This house is a representation of a brilliant idea about eternal living, but in reality my family found it uncomfortable. The lifestyle you are supposed to lead there is still a mystery to me (empty new houses are always so different from houses people have lived in). I would not know what to do, where to get comfortable, and maybe that’s the whole point. But if it is the point, then I think it’s not radical enough, since there is a conventional kitchen, bathroom and bedroom. It’s the in-between spaces which are unprogrammed and almost uninhabitable. They really divide the whole house even though there are almost no partitions.

Besides the crazy colors, did you notice anything kid-friendly about the house?
I think children might like it better than adults because it is out of the ordinary and very open. It could be good for play, if a bit dangerous.
[It should be noted that the Times piece began “The house is off-limits to children” and even adults are asked to sign a waiver before entering.]

As a dad and an architect, what was your impression after spending a day at the house?
In general, the oddly shaped surface of the ground makes you feel like you are outside, in a natural setting. This is intentional of course, as it is not supposed to be adapted to your needs like a typical architectural structure. Adjusting to the ‘wildness’ of the house is sort of nice, and it makes you question the relationship between humans and the environment.

On the other hand, the constricted shell of the building, lack of circulated air, synthetic materials, and symbolic gestures (such as the shape of the skylight and the Star Trek-like light switches), makes everything look sort of like an outdated version of the future. But you should remember that Arakawa and Gins are not trained architects. They are artists who have managed to fit their grand concept of ‘sustainable living’ into the details of this small house. I guess I always appreciate architecture with clarity of intent and clarity in execution. In this case, I am at a loss.

Confusing concepts aside, the house does look like tons of fun. And according to Arakawa, if you ask the tenants of the design couple’s Japanese lofts (above), they’ll swear the units keep them young and healthy. So as Ilya points out, if the concept were scaled back a little to allow for a more down-to-earth feel and more attention was paid to the materials used, a house similar to the Bioscleave might exist in all of our reversed destinies. And from the photos on the Reversible Destiny website, kids are definitely allowed.

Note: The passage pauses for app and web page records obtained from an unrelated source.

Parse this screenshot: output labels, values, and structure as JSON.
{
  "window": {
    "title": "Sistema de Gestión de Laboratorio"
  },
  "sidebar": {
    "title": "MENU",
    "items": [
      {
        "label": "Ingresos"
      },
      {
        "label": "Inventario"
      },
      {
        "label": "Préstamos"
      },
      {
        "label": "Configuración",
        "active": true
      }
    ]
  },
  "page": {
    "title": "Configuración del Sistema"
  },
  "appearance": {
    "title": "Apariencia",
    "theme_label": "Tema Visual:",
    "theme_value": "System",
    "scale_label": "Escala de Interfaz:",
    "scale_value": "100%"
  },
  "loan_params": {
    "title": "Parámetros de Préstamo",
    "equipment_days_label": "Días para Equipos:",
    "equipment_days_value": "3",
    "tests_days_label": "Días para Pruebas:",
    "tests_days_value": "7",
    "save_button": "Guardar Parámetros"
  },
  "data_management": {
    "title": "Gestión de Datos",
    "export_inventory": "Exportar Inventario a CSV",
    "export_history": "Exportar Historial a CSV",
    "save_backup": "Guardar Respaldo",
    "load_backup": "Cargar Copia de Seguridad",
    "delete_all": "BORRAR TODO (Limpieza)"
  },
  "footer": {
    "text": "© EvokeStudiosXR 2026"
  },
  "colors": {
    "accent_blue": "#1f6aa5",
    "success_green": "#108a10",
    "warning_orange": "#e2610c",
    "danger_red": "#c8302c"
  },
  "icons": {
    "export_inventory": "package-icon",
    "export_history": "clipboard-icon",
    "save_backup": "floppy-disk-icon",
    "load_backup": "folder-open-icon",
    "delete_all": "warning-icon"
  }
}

More information on the Bioscleave House can be found at ReversibleDestiny.org. And you can watch video of the Korolevs (dubbed the Sepp family for a bit of Swiss humor), experiencing the Bioscleave house here.

+Bioscleave House
+New York Times Audio Slide-show